Akim Camara

Akim Camara

This child’s innocence – his eyes, his voice, his face, his courage, his trust – takes us to our deepest selves in the presence of the Sacred. Sit back and watch Akim Camara, hand-in-hand with Carla Maffioletti, singing Andrew Lloyd Webber’s “Pie Jesu”.

“Pie Jesu” means “Merciful/kind Jesus”; in its context in the Latin Requiem Mass, it calls on “the Lamb of God” to show mercy to the suffering. Kindness and mercy are at the heart of spirituality.

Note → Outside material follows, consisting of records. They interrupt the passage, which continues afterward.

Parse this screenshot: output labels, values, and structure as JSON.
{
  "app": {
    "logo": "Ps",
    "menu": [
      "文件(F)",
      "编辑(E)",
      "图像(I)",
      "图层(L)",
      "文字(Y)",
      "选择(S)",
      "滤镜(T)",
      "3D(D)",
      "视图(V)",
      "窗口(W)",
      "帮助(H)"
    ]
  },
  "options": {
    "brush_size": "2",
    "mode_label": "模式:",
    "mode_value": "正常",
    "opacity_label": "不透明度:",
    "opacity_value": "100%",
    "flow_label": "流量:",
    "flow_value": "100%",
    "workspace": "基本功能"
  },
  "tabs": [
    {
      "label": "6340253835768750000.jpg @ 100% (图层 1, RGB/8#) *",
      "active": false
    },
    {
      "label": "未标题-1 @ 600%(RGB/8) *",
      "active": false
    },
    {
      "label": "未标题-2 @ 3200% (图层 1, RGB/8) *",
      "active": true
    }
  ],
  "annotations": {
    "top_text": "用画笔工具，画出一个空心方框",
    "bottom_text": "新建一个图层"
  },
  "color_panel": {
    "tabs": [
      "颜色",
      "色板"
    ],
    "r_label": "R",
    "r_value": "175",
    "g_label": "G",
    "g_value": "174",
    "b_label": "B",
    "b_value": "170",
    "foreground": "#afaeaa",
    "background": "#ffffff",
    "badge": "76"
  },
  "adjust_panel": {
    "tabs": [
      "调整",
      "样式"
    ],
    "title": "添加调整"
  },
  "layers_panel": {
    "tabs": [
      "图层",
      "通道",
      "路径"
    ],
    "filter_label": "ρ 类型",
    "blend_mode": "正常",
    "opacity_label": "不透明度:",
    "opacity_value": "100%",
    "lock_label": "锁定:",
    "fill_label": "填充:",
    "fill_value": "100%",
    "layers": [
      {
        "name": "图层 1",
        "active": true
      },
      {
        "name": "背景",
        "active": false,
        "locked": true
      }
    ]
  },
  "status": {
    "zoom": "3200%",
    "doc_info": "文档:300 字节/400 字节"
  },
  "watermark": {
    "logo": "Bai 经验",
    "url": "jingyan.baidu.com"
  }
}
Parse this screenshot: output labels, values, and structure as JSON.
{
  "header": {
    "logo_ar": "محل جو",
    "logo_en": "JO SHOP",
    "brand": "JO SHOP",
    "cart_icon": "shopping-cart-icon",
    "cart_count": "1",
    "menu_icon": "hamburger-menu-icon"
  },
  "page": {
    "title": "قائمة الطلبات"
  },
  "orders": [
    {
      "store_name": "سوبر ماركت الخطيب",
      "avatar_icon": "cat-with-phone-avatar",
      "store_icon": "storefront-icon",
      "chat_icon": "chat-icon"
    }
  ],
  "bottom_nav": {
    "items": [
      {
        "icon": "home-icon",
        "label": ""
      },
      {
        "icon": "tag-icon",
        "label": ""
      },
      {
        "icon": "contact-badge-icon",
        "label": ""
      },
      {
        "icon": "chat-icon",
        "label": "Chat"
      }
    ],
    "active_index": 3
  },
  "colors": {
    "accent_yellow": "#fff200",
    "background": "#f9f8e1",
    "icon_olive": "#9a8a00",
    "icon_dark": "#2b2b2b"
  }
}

The text has an interesting history. The “Pie Jesu” is an ancient motet based on the last couplet of the “Dies Irae” (“Day of Wrath”) that was part of the old Latin Requiem Mass. The Vatican II liturgical reforms removed the “Dies Irae” from the Mass in order to emphasize Christian hope. A number of composers, among them Andrew Lloyd Webber – influenced by Gabriel Faure’s “Pie Jesu” – gave new musical expression to the prayer: “Kind/merciful Lord Jesus, grant them rest. Kind/merciful Lord Jesus, grant them rest eternal.” BTW, Faure’s Requiem includes the “Dies Irae” which has become part of the Good Friday period of meditation at Shepherd of the Hill, not because God is wrathful, but because we so often have reason to cry out “Libera Me!” from the depths of terror and desolation.